What to work on: Copy each line from the listing below where the word "Edit" shows up.
Supplied material Block Start
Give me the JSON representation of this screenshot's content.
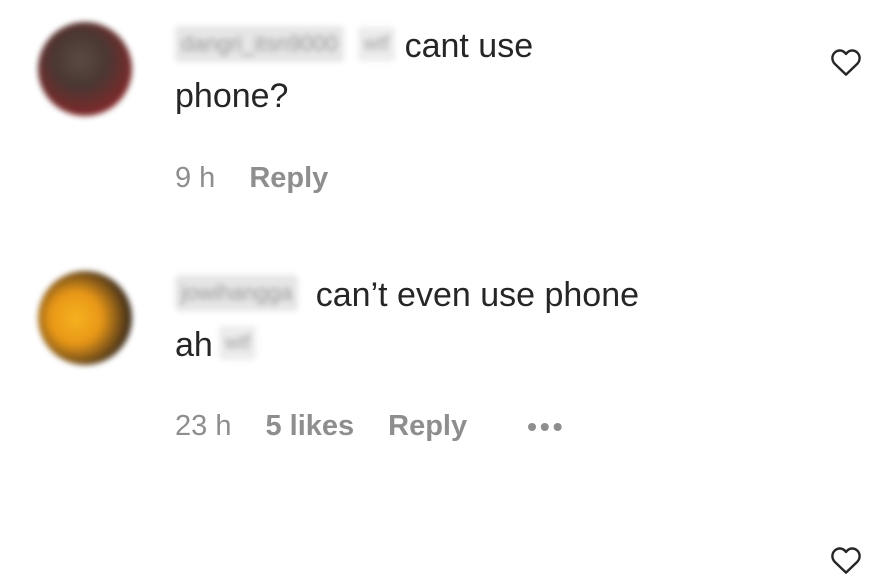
{
  "comments": [
    {
      "username": "dangri_itsn9000",
      "mention": "wtf",
      "text_before_break": "cant use",
      "text_after_break": "phone?",
      "time": "9 h",
      "reply_label": "Reply",
      "heart_icon": "heart-outline-icon"
    },
    {
      "username": "jowihangga",
      "text_before_break": "can’t even use phone",
      "text_after_break": "ah",
      "mention": "wtf",
      "time": "23 h",
      "likes": "5 likes",
      "reply_label": "Reply",
      "more_label": "•••",
      "heart_icon": "heart-outline-icon"
    }
  ]
}
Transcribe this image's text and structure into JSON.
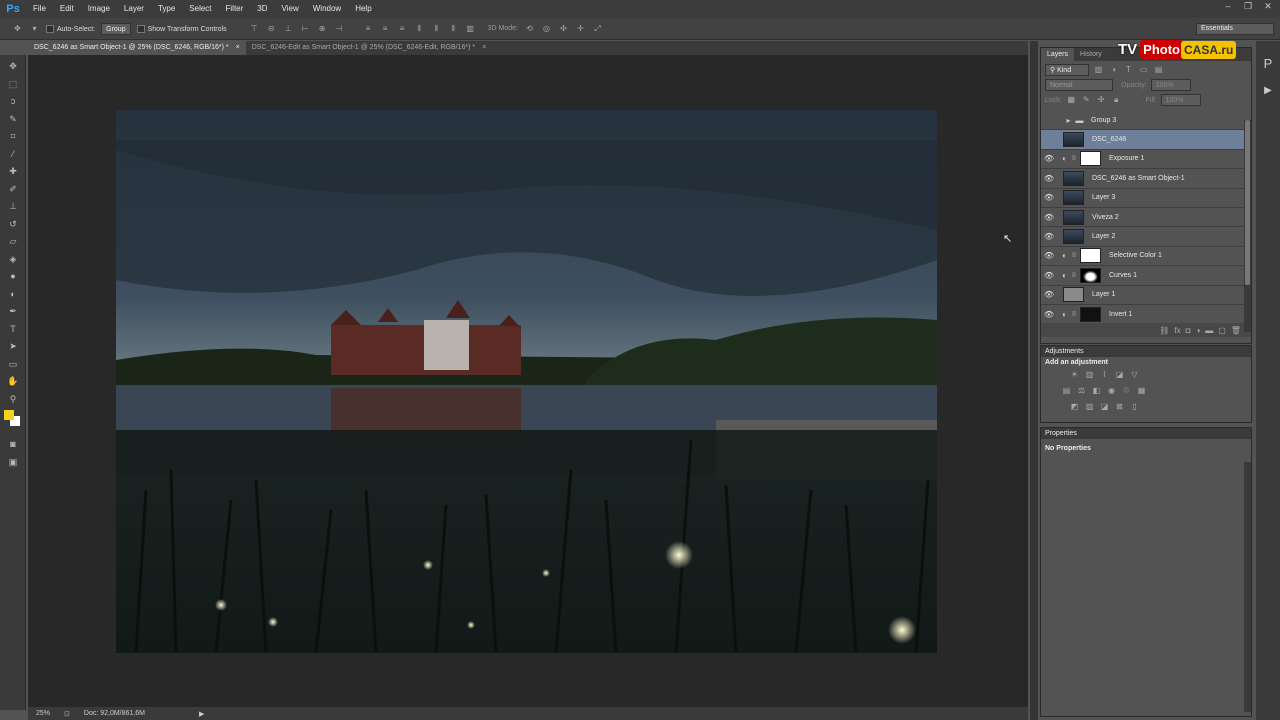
{
  "app": {
    "logo": "Ps"
  },
  "menu": [
    "File",
    "Edit",
    "Image",
    "Layer",
    "Type",
    "Select",
    "Filter",
    "3D",
    "View",
    "Window",
    "Help"
  ],
  "options_bar": {
    "auto_select_label": "Auto-Select:",
    "auto_select_value": "Group",
    "transform_label": "Show Transform Controls",
    "mode_3d_label": "3D Mode:",
    "workspace": "Essentials"
  },
  "tabs": [
    {
      "title": "DSC_6246 as Smart Object-1 @ 25% (DSC_6246, RGB/16*) *",
      "close": "×"
    },
    {
      "title": "DSC_6246-Edit as Smart Object-1 @ 25% (DSC_6246-Edit, RGB/16*) *",
      "close": "×"
    }
  ],
  "status": {
    "zoom": "25%",
    "doc": "Doc: 92,0M/861,6M"
  },
  "colors": {
    "foreground": "#f5d21d",
    "background": "#ffffff",
    "selection": "#6e7f99"
  },
  "layers_panel": {
    "tabs": [
      "Layers",
      "History"
    ],
    "filter_label": "Kind",
    "blend_mode": "Normal",
    "opacity_label": "Opacity:",
    "opacity_value": "100%",
    "lock_label": "Lock:",
    "fill_label": "Fill:",
    "fill_value": "100%",
    "layers": [
      {
        "name": "Group 3",
        "kind": "group",
        "visible": false
      },
      {
        "name": "DSC_6246",
        "kind": "photo",
        "visible": false,
        "selected": true
      },
      {
        "name": "Exposure 1",
        "kind": "adjust-white",
        "visible": true
      },
      {
        "name": "DSC_6246 as Smart Object-1",
        "kind": "photo",
        "visible": true
      },
      {
        "name": "Layer 3",
        "kind": "photo",
        "visible": true
      },
      {
        "name": "Viveza 2",
        "kind": "photo",
        "visible": true
      },
      {
        "name": "Layer 2",
        "kind": "photo",
        "visible": true
      },
      {
        "name": "Selective Color 1",
        "kind": "adjust-white",
        "visible": true
      },
      {
        "name": "Curves 1",
        "kind": "adjust-curve",
        "visible": true
      },
      {
        "name": "Layer 1",
        "kind": "gray",
        "visible": true
      },
      {
        "name": "Invert 1",
        "kind": "adjust-dark",
        "visible": true
      }
    ]
  },
  "adjustments_panel": {
    "title": "Adjustments",
    "subtitle": "Add an adjustment"
  },
  "properties_panel": {
    "title": "Properties",
    "text": "No Properties"
  },
  "watermark": {
    "tv": "TV",
    "photo": "Photo",
    "casa": "CASA.ru"
  }
}
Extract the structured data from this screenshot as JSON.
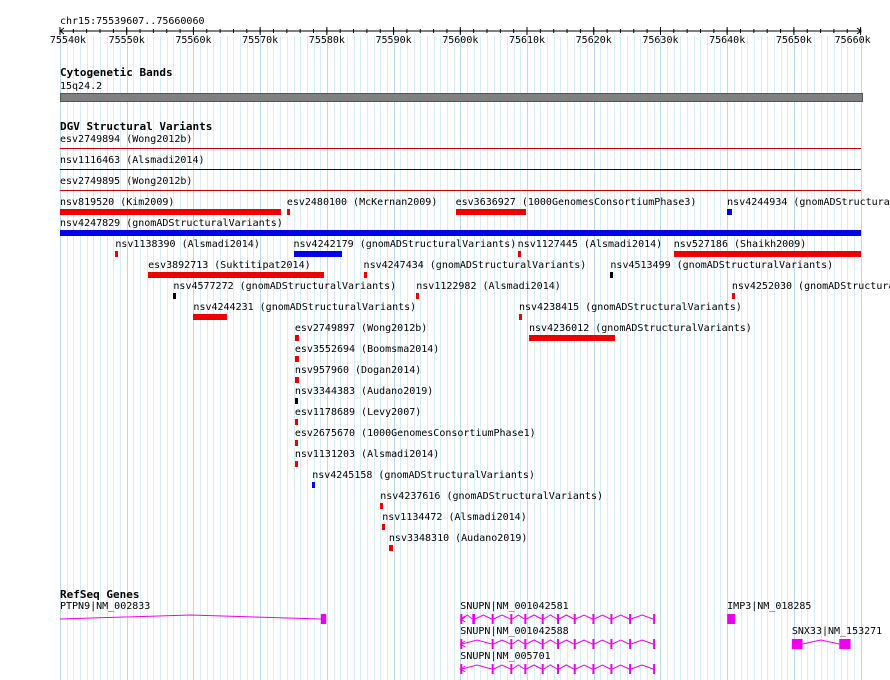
{
  "region": "chr15:75539607..75660060",
  "ruler": {
    "ticks": [
      {
        "label": "75540k",
        "bp": 75540000
      },
      {
        "label": "75550k",
        "bp": 75550000
      },
      {
        "label": "75560k",
        "bp": 75560000
      },
      {
        "label": "75570k",
        "bp": 75570000
      },
      {
        "label": "75580k",
        "bp": 75580000
      },
      {
        "label": "75590k",
        "bp": 75590000
      },
      {
        "label": "75600k",
        "bp": 75600000
      },
      {
        "label": "75610k",
        "bp": 75610000
      },
      {
        "label": "75620k",
        "bp": 75620000
      },
      {
        "label": "75630k",
        "bp": 75630000
      },
      {
        "label": "75640k",
        "bp": 75640000
      },
      {
        "label": "75650k",
        "bp": 75650000
      },
      {
        "label": "75660k",
        "bp": 75660000
      }
    ]
  },
  "cytoband": {
    "title": "Cytogenetic Bands",
    "band": "15q24.2",
    "color": "#808080"
  },
  "dgv": {
    "title": "DGV Structural Variants",
    "spanning": [
      {
        "id": "esv2749894",
        "label": "esv2749894 (Wong2012b)",
        "color": "#cc0000"
      },
      {
        "id": "nsv1116463",
        "label": "nsv1116463 (Alsmadi2014)",
        "color": "#000080"
      },
      {
        "id": "esv2749895",
        "label": "esv2749895 (Wong2012b)",
        "color": "#cc0000"
      }
    ],
    "features": [
      {
        "label": "nsv819520 (Kim2009)",
        "start": 75540000,
        "end": 75573200,
        "color": "#ee0000",
        "arrow": true
      },
      {
        "label": "esv2480100 (McKernan2009)",
        "start": 75574000,
        "end": 75574400,
        "color": "#ee0000"
      },
      {
        "label": "esv3636927 (1000GenomesConsortiumPhase3)",
        "start": 75599300,
        "end": 75609800,
        "color": "#ee0000",
        "arrow": true
      },
      {
        "label": "nsv4244934 (gnomADStructuralVariants)",
        "start": 75640000,
        "end": 75640800,
        "color": "#0000ee"
      },
      {
        "label": "nsv4247829 (gnomADStructuralVariants)",
        "start": 75540000,
        "end": 75660060,
        "color": "#0000ee"
      },
      {
        "label": "nsv1138390 (Alsmadi2014)",
        "start": 75548300,
        "end": 75548500,
        "color": "#ee0000"
      },
      {
        "label": "nsv4242179 (gnomADStructuralVariants)",
        "start": 75575000,
        "end": 75582200,
        "color": "#0000ee"
      },
      {
        "label": "nsv1127445 (Alsmadi2014)",
        "start": 75608600,
        "end": 75608900,
        "color": "#ee0000"
      },
      {
        "label": "nsv527186 (Shaikh2009)",
        "start": 75632000,
        "end": 75660060,
        "color": "#ee0000"
      },
      {
        "label": "esv3892713 (Suktitipat2014)",
        "start": 75553200,
        "end": 75579500,
        "color": "#ee0000"
      },
      {
        "label": "nsv4247434 (gnomADStructuralVariants)",
        "start": 75585500,
        "end": 75585900,
        "color": "#ee0000"
      },
      {
        "label": "nsv4513499 (gnomADStructuralVariants)",
        "start": 75622500,
        "end": 75622800,
        "color": "#000000"
      },
      {
        "label": "nsv4577272 (gnomADStructuralVariants)",
        "start": 75557000,
        "end": 75557300,
        "color": "#000000"
      },
      {
        "label": "nsv1122982 (Alsmadi2014)",
        "start": 75593400,
        "end": 75593700,
        "color": "#ee0000"
      },
      {
        "label": "nsv4252030 (gnomADStructuralVariants)",
        "start": 75640700,
        "end": 75641000,
        "color": "#ee0000"
      },
      {
        "label": "nsv4244231 (gnomADStructuralVariants)",
        "start": 75560000,
        "end": 75565000,
        "color": "#ee0000"
      },
      {
        "label": "nsv4238415 (gnomADStructuralVariants)",
        "start": 75608800,
        "end": 75609100,
        "color": "#ee0000"
      },
      {
        "label": "esv2749897 (Wong2012b)",
        "start": 75575200,
        "end": 75575900,
        "color": "#ee0000"
      },
      {
        "label": "nsv4236012 (gnomADStructuralVariants)",
        "start": 75610300,
        "end": 75623200,
        "color": "#ee0000"
      },
      {
        "label": "esv3552694 (Boomsma2014)",
        "start": 75575200,
        "end": 75575900,
        "color": "#ee0000"
      },
      {
        "label": "nsv957960 (Dogan2014)",
        "start": 75575200,
        "end": 75575900,
        "color": "#ee0000"
      },
      {
        "label": "nsv3344383 (Audano2019)",
        "start": 75575200,
        "end": 75575500,
        "color": "#000000"
      },
      {
        "label": "esv1178689 (Levy2007)",
        "start": 75575200,
        "end": 75575500,
        "color": "#ee0000"
      },
      {
        "label": "esv2675670 (1000GenomesConsortiumPhase1)",
        "start": 75575200,
        "end": 75575500,
        "color": "#ee0000"
      },
      {
        "label": "nsv1131203 (Alsmadi2014)",
        "start": 75575200,
        "end": 75575500,
        "color": "#ee0000"
      },
      {
        "label": "nsv4245158 (gnomADStructuralVariants)",
        "start": 75577800,
        "end": 75578100,
        "color": "#0000ee"
      },
      {
        "label": "nsv4237616 (gnomADStructuralVariants)",
        "start": 75588000,
        "end": 75588300,
        "color": "#ee0000"
      },
      {
        "label": "nsv1134472 (Alsmadi2014)",
        "start": 75588300,
        "end": 75588600,
        "color": "#ee0000"
      },
      {
        "label": "nsv3348310 (Audano2019)",
        "start": 75589300,
        "end": 75589900,
        "color": "#ee0000"
      }
    ]
  },
  "refseq": {
    "title": "RefSeq Genes",
    "color": "#ee00ee",
    "genes": [
      {
        "label": "PTPN9|NM_002833",
        "start": 75540000,
        "end": 75579900,
        "exons": [
          [
            75579100,
            75579900
          ]
        ]
      },
      {
        "label": "SNUPN|NM_001042581",
        "start": 75600000,
        "end": 75629200,
        "exons": [
          [
            75600000,
            75600300
          ],
          [
            75601800,
            75602200
          ],
          [
            75604700,
            75605000
          ],
          [
            75607500,
            75607800
          ],
          [
            75609600,
            75609900
          ],
          [
            75612200,
            75612500
          ],
          [
            75614500,
            75614800
          ],
          [
            75617000,
            75617300
          ],
          [
            75619800,
            75620100
          ],
          [
            75622500,
            75622800
          ],
          [
            75625300,
            75625600
          ],
          [
            75628900,
            75629200
          ]
        ],
        "arrow": true
      },
      {
        "label": "SNUPN|NM_001042588",
        "start": 75600000,
        "end": 75629200,
        "exons": [
          [
            75600000,
            75600300
          ],
          [
            75604700,
            75605000
          ],
          [
            75607500,
            75607800
          ],
          [
            75609600,
            75609900
          ],
          [
            75612200,
            75612500
          ],
          [
            75614500,
            75614800
          ],
          [
            75617000,
            75617300
          ],
          [
            75619800,
            75620100
          ],
          [
            75622500,
            75622800
          ],
          [
            75625300,
            75625600
          ],
          [
            75628900,
            75629200
          ]
        ],
        "arrow": true
      },
      {
        "label": "SNUPN|NM_005701",
        "start": 75600000,
        "end": 75629200,
        "exons": [
          [
            75600000,
            75600300
          ],
          [
            75604700,
            75605000
          ],
          [
            75607500,
            75607800
          ],
          [
            75609600,
            75609900
          ],
          [
            75612200,
            75612500
          ],
          [
            75614500,
            75614800
          ],
          [
            75617000,
            75617300
          ],
          [
            75619800,
            75620100
          ],
          [
            75622500,
            75622800
          ],
          [
            75625300,
            75625600
          ],
          [
            75628900,
            75629200
          ]
        ],
        "arrow": true
      },
      {
        "label": "IMP3|NM_018285",
        "start": 75640000,
        "end": 75641200,
        "exons": [
          [
            75640000,
            75641200
          ]
        ]
      },
      {
        "label": "SNX33|NM_153271",
        "start": 75649700,
        "end": 75658500,
        "exons": [
          [
            75649700,
            75651300
          ],
          [
            75656800,
            75658500
          ]
        ]
      }
    ]
  }
}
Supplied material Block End
Exercise response:
    "Edit",
      "title": "DSC_6246-Edit as Smart Object-1 @ 25% (DSC_6246-Edit, RGB/16*) *",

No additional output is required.